Las casitas near the gray cannery, nestled amid wild abrazos of climbing roses and man-high red geraniums are gone now.The freeway conceals it all beneath a raised scar.
But under the fake windsounds of the open lanes, in the abandoned lots below, new grasses sprout, wild mustard remembers, old gardens come back stronger than they were, trees have been left standing in their yards. Albaricoqueros, cerezos, nogales … Viejitas come here with paper bags to gather greens. Espinaca, verdolagas, yerbabuena …
I scramble over the wire fence that would have kept me out. Once, I wanted out, wanted the rigid lanes to take me to a place without sun, without the smell of tomatoes burning on swing shift in the greasy summer air.
Maybe it’s here en los campos extraños de esta ciudad where I’ll find it, that part of me mown under like a corpse or a loose seed.

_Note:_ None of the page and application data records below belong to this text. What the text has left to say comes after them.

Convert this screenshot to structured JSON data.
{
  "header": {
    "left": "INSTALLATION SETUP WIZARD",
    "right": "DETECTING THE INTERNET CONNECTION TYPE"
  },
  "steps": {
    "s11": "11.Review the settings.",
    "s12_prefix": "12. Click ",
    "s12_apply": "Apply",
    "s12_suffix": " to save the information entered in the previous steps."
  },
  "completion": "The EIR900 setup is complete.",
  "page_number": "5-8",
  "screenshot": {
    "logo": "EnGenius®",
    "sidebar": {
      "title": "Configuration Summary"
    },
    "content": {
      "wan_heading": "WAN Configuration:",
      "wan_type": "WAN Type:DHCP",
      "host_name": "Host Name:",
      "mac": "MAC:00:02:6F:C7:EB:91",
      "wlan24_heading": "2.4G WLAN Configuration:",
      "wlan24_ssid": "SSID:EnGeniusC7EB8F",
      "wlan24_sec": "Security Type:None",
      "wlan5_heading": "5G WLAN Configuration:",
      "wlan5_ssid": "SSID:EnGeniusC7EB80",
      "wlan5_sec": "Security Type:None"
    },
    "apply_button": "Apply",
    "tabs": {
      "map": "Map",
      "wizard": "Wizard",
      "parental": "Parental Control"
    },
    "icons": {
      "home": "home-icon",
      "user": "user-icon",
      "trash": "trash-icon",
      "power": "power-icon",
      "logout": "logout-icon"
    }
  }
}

Peter Weir directed The Truman Show about a man who lived his whole life on telly and didn’t know about it. There’s a review of the film from New York Magazine that says people watch television for incident, emotion and rage, and don’t just sit down to watch an ordinary life of an ordinary man. After searching for the review, I found it and read it, and realized that the film critic got it wrong. Mind you this was written a decade ago, but it just made me think about how the times are so different and how absurdity has become reality. Who ever the film critic was, didn’t realize that The Truman Show was an early sketch of the future of television. If we were to check the TV Guide, nearly everything is about people’s ordinary life. Yes?